(Records from a collection)

*** Begin section ***

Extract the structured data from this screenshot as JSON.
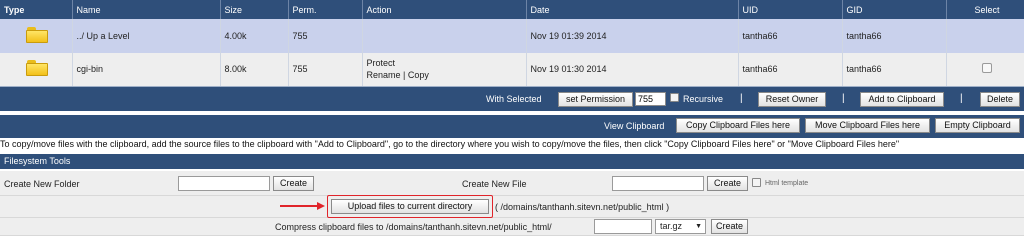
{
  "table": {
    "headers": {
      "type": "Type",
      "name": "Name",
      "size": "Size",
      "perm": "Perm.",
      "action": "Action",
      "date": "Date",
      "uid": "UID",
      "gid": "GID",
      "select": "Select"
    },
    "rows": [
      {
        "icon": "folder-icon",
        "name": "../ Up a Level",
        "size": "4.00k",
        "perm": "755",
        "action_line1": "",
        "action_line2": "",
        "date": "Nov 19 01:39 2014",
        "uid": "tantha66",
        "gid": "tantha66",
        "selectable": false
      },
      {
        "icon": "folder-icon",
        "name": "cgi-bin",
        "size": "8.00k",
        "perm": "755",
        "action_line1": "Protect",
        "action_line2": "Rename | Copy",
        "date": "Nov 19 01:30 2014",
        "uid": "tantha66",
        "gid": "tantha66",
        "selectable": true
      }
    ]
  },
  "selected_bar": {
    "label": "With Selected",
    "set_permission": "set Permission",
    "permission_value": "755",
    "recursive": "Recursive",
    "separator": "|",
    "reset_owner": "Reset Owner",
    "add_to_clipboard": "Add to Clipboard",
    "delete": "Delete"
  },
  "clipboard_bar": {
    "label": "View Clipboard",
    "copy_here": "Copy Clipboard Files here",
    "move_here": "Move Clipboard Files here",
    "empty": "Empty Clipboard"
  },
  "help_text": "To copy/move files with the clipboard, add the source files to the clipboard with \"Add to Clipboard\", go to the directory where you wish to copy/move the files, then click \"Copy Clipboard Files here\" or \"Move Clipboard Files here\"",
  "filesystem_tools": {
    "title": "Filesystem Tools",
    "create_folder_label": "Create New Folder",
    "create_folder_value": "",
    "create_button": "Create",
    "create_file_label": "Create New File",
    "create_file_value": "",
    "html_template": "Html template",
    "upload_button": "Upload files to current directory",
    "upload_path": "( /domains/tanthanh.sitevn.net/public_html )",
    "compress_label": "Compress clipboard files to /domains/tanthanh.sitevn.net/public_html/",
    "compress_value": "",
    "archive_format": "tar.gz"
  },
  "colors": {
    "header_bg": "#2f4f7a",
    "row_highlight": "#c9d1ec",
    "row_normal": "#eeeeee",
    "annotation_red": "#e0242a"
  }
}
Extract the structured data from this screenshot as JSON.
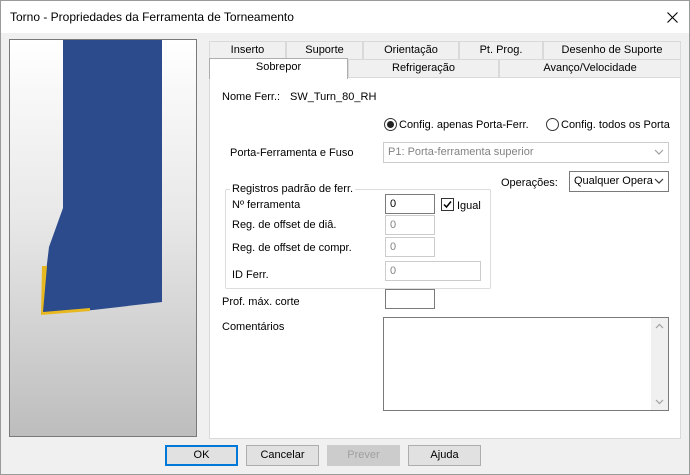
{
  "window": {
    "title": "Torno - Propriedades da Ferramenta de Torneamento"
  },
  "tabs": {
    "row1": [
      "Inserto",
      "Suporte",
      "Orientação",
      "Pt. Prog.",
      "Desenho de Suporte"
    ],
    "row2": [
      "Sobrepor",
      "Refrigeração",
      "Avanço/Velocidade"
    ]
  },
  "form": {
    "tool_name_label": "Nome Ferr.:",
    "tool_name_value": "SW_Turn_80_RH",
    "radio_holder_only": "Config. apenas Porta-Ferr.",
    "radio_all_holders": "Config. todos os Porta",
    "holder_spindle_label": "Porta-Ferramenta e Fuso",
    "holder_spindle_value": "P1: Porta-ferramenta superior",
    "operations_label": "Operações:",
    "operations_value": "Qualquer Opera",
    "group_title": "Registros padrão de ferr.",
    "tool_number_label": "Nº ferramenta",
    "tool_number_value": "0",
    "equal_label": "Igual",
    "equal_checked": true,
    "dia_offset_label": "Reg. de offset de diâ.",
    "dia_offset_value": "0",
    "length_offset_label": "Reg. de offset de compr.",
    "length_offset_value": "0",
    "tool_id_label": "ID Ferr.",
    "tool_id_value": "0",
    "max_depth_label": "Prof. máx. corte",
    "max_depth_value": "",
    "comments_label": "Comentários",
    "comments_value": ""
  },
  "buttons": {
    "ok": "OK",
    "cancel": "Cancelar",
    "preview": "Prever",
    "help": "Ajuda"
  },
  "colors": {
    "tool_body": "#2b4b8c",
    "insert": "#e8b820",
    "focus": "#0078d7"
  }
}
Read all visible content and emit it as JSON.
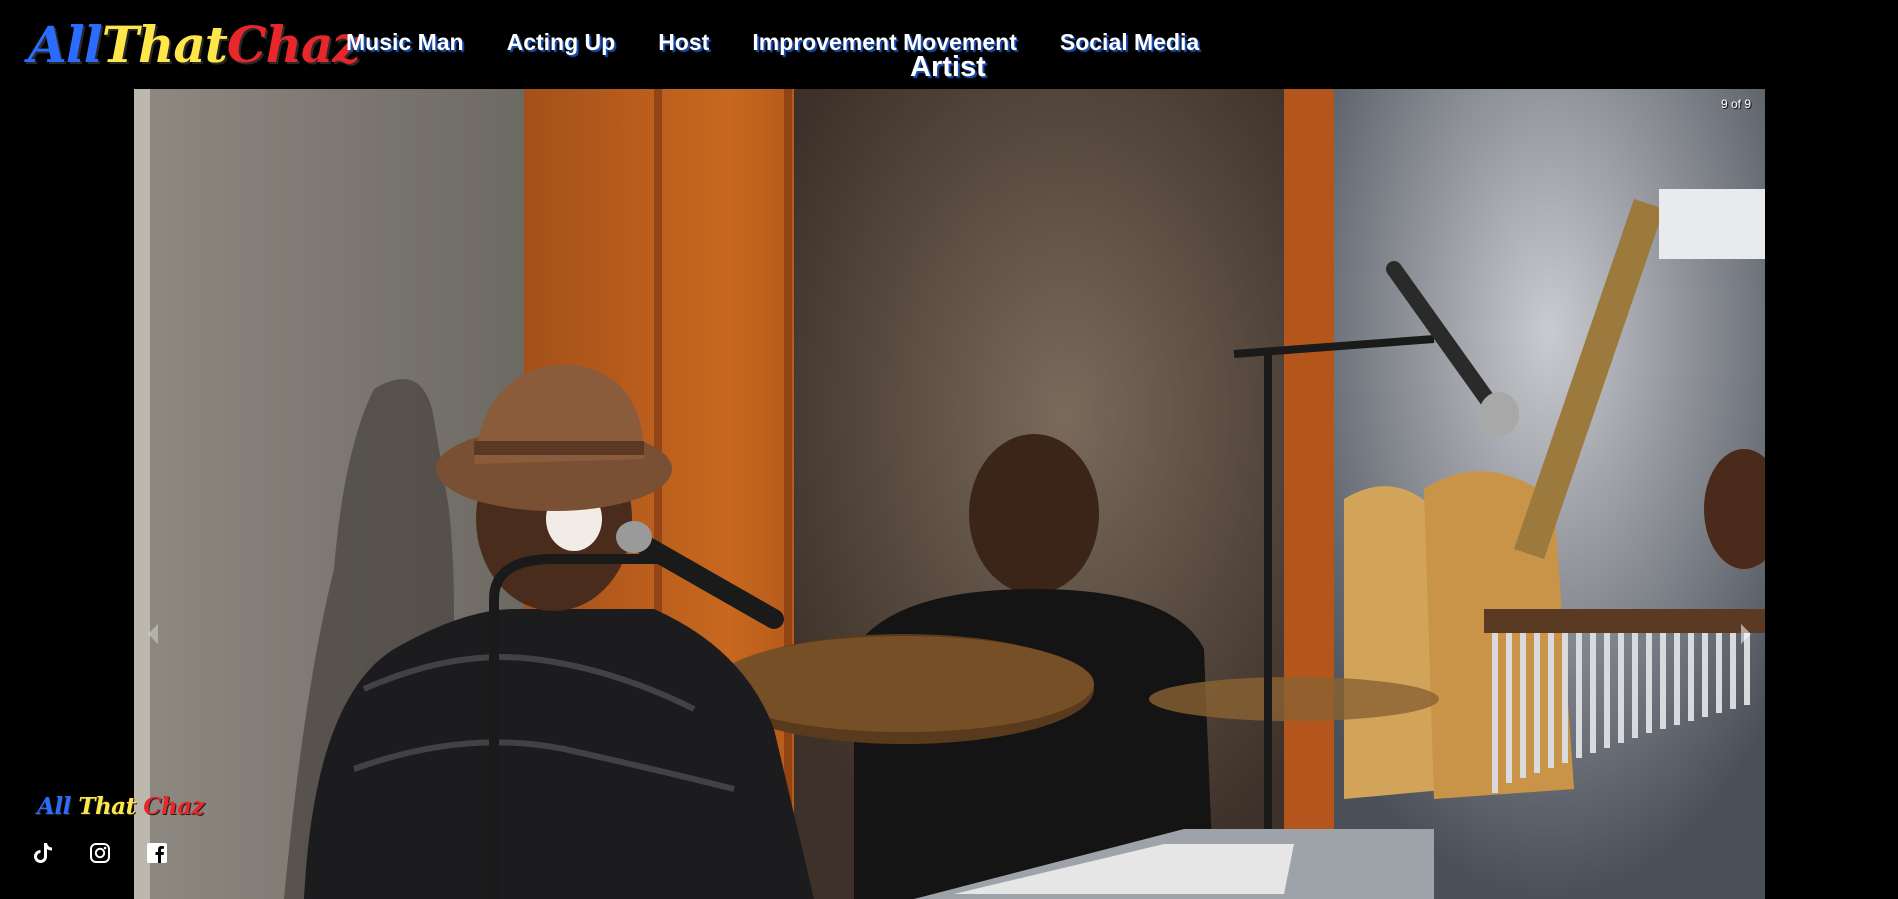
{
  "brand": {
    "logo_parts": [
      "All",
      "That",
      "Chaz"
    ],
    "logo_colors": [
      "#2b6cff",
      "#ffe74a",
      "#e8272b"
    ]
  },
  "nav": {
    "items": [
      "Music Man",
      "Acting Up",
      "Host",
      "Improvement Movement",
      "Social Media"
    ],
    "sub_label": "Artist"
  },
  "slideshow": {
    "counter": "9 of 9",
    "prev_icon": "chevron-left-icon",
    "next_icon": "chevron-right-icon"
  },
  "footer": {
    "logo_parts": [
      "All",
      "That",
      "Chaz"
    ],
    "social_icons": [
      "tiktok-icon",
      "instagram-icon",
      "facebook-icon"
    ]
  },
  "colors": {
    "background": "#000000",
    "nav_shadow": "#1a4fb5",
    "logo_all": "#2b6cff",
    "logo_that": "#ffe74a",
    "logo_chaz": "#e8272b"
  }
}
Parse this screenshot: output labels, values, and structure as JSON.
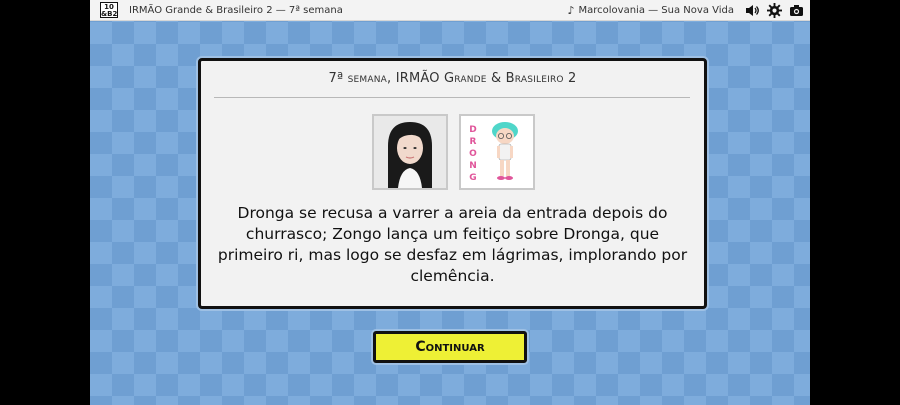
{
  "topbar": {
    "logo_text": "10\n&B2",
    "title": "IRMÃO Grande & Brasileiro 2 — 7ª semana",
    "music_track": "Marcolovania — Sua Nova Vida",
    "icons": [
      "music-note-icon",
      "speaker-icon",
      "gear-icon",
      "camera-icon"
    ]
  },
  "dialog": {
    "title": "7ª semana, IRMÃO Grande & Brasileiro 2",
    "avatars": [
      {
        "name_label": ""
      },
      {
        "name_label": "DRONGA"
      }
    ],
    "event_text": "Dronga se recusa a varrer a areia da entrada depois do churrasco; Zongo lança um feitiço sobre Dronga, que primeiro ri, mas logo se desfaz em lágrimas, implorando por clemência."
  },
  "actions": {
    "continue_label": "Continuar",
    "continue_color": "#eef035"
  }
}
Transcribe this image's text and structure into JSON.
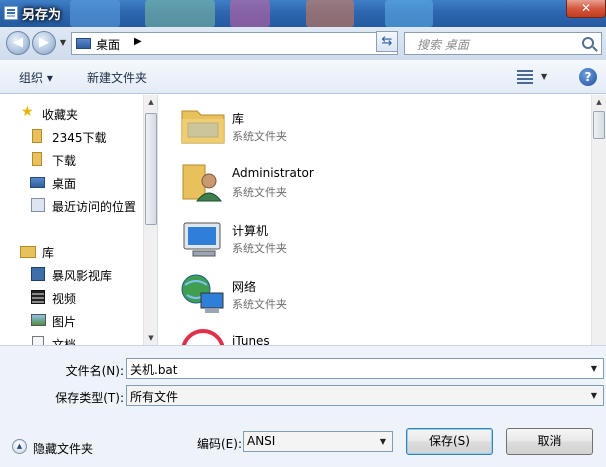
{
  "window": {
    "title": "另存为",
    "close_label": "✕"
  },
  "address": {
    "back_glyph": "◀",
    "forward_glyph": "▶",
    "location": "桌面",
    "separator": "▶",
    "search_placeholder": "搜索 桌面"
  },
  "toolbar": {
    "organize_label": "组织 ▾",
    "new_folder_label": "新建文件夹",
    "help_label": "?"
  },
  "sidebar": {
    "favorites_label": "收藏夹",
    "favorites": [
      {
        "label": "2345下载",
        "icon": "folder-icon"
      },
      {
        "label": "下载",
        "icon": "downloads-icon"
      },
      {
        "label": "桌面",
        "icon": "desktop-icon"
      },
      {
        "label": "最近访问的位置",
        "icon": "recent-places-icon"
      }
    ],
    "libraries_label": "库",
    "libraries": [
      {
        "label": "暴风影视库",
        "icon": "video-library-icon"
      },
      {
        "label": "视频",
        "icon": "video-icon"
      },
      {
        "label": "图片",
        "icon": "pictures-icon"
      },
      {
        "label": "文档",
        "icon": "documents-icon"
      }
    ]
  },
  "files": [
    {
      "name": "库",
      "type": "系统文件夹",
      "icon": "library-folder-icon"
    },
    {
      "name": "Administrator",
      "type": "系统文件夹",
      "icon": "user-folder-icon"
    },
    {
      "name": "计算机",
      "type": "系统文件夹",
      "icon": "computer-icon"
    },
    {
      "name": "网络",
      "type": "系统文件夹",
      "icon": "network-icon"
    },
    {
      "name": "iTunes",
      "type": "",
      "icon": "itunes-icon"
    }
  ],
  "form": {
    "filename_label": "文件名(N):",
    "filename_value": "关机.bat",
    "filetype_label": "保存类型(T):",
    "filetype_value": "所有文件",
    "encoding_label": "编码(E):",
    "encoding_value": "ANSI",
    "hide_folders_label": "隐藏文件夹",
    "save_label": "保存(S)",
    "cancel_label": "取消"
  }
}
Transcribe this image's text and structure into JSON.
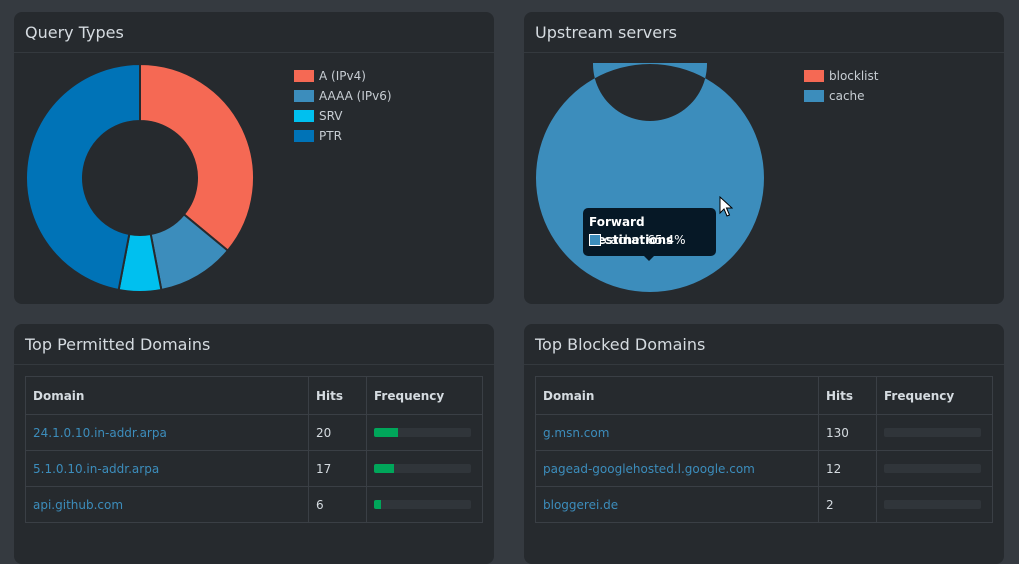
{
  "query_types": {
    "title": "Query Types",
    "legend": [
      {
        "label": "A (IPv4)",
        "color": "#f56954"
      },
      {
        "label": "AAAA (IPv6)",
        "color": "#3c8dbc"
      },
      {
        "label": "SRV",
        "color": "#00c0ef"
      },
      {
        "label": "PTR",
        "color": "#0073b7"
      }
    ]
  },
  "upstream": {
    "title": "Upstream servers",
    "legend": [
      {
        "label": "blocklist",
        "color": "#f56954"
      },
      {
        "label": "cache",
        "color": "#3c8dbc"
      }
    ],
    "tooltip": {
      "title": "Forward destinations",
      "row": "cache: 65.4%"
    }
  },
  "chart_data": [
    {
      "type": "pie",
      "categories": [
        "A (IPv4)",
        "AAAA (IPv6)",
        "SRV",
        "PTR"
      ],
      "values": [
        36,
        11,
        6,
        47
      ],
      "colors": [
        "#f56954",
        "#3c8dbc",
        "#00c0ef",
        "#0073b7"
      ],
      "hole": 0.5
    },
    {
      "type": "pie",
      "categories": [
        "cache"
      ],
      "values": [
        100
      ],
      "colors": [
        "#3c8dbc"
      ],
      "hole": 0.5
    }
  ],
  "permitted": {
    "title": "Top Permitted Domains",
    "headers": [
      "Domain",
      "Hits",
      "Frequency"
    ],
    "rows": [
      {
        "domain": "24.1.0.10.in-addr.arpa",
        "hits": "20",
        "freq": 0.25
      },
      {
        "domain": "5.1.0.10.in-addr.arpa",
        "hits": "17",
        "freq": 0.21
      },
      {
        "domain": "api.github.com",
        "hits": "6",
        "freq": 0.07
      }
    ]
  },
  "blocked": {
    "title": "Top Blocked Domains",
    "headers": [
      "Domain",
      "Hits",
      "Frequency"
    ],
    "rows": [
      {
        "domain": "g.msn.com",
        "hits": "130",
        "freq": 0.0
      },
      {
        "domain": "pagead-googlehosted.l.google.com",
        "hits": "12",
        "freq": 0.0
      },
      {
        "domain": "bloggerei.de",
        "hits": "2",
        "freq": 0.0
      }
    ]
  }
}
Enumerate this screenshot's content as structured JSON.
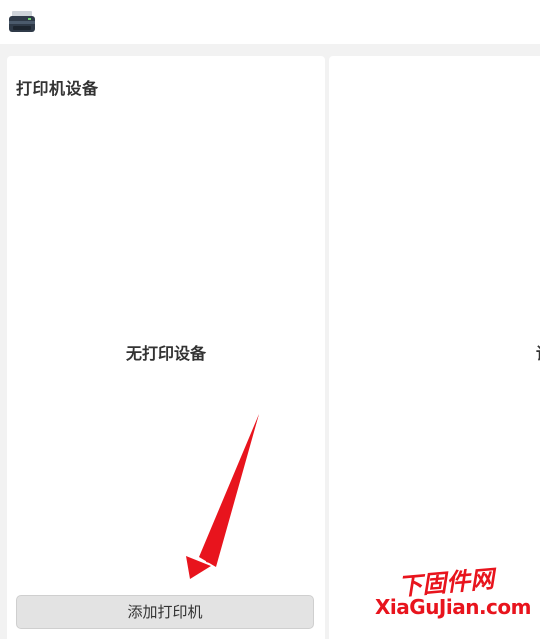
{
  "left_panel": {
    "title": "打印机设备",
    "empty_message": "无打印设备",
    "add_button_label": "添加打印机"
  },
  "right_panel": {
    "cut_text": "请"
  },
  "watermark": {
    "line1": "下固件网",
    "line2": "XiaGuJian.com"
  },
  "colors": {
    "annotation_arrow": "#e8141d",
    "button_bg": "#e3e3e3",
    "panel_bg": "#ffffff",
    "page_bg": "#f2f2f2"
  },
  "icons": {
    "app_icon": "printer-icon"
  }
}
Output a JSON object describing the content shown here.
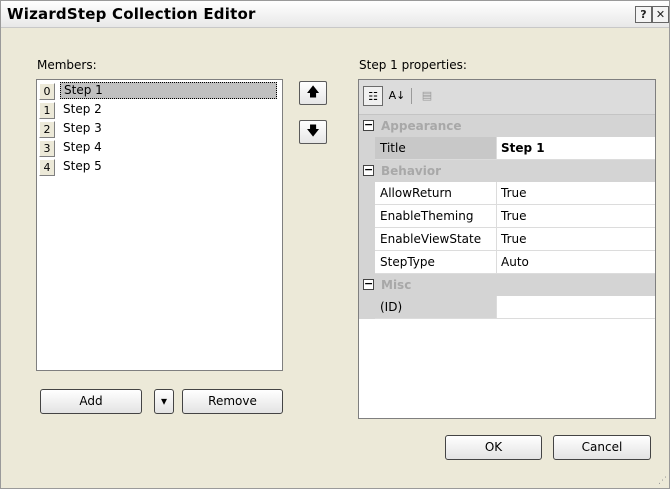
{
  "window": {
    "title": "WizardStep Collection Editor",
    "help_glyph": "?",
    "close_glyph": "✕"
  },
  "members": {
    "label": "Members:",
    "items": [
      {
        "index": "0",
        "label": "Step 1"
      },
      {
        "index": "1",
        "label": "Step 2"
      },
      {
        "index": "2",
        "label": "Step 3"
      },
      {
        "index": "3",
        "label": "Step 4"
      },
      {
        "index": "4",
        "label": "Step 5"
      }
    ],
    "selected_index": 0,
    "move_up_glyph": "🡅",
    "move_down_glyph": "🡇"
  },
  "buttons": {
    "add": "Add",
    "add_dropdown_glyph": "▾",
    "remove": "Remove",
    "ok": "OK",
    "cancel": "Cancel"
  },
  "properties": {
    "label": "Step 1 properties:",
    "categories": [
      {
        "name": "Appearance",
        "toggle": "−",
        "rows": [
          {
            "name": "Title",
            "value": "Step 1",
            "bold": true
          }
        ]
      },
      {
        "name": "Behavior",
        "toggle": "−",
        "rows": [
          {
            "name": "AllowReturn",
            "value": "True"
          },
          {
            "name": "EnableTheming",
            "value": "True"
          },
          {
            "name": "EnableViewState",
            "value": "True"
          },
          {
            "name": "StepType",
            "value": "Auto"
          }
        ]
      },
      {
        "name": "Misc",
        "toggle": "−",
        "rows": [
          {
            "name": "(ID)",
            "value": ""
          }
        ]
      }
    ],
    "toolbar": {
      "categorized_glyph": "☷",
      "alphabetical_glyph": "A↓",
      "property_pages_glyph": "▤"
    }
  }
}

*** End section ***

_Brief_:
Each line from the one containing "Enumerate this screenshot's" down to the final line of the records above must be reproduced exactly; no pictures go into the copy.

_Task solution_:
Enumerate this screenshot's content as structured JSON.
{
  "left_panel": {
    "title": "打印机设备",
    "empty_message": "无打印设备",
    "add_button_label": "添加打印机"
  },
  "right_panel": {
    "cut_text": "请"
  },
  "watermark": {
    "line1": "下固件网",
    "line2": "XiaGuJian.com"
  },
  "colors": {
    "annotation_arrow": "#e8141d",
    "button_bg": "#e3e3e3",
    "panel_bg": "#ffffff",
    "page_bg": "#f2f2f2"
  },
  "icons": {
    "app_icon": "printer-icon"
  }
}
Output a JSON object describing the content shown here.
{
  "window": {
    "title": "WizardStep Collection Editor",
    "help_glyph": "?",
    "close_glyph": "✕"
  },
  "members": {
    "label": "Members:",
    "items": [
      {
        "index": "0",
        "label": "Step 1"
      },
      {
        "index": "1",
        "label": "Step 2"
      },
      {
        "index": "2",
        "label": "Step 3"
      },
      {
        "index": "3",
        "label": "Step 4"
      },
      {
        "index": "4",
        "label": "Step 5"
      }
    ],
    "selected_index": 0,
    "move_up_glyph": "🡅",
    "move_down_glyph": "🡇"
  },
  "buttons": {
    "add": "Add",
    "add_dropdown_glyph": "▾",
    "remove": "Remove",
    "ok": "OK",
    "cancel": "Cancel"
  },
  "properties": {
    "label": "Step 1 properties:",
    "categories": [
      {
        "name": "Appearance",
        "toggle": "−",
        "rows": [
          {
            "name": "Title",
            "value": "Step 1",
            "bold": true
          }
        ]
      },
      {
        "name": "Behavior",
        "toggle": "−",
        "rows": [
          {
            "name": "AllowReturn",
            "value": "True"
          },
          {
            "name": "EnableTheming",
            "value": "True"
          },
          {
            "name": "EnableViewState",
            "value": "True"
          },
          {
            "name": "StepType",
            "value": "Auto"
          }
        ]
      },
      {
        "name": "Misc",
        "toggle": "−",
        "rows": [
          {
            "name": "(ID)",
            "value": ""
          }
        ]
      }
    ],
    "toolbar": {
      "categorized_glyph": "☷",
      "alphabetical_glyph": "A↓",
      "property_pages_glyph": "▤"
    }
  }
}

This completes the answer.